This chapter includes the following articles.
Like many sectors in the country, construction has had more than its fair share of challenges in recent years. Yet in spite of the downside risks, the prospects for the building industry have not been brighter for decades. Continuation of new cities around Cairo, complete with offices and shopping malls, plans for 1m new affordable homes in the social housing segment, the expansion of the Suez Canal, the development of 75,000 sq km of land on either side of the canal for industry and myriad other infrastructure schemes are turning Egypt into a hive of activity. The ambitiousness underpinning the construction plans – as well as the country’s finances – is certainly impressive, but project delivery will be crucial in sustaining the momentum, particularly given the externalities, such as job creation, that the country’s construction sector provides. After a sharp decline in real estate activity in 2011, the market has bounced back and many companies should see full-year figures for 2014 return to pre-revolution levels. The residential market was the strongest-performing sector in Cairo in the third quarter of 2014, with sales recovering ahead of rents in most locations as confidence returns. Going forward, the type and balance of future developments will almost certainly change to better meet the needs of a greater number of Egyptians. The 1m-home housing project could well see its completion date slip in face of the practicalities of producing so many units in an atmosphere where there is huge pressure on resources. Even so, with so many programmes being pushed by the government in all sectors of the economy, in a decade Egypt could look a very different country than that on display today.

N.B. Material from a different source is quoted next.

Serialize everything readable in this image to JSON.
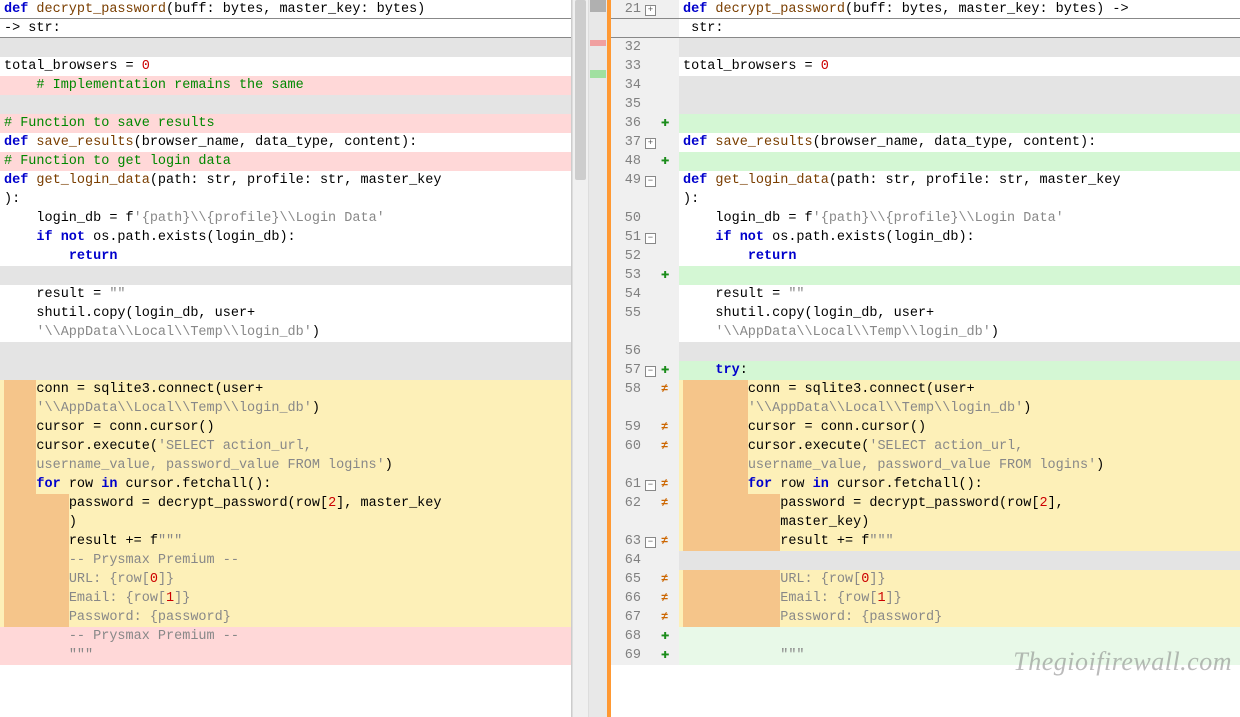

This chapter contains interviews with Osama Bishai, CEO, Orascom Construction Industries and Iyad Malas, CEO, Majid Al Futtaim Holding.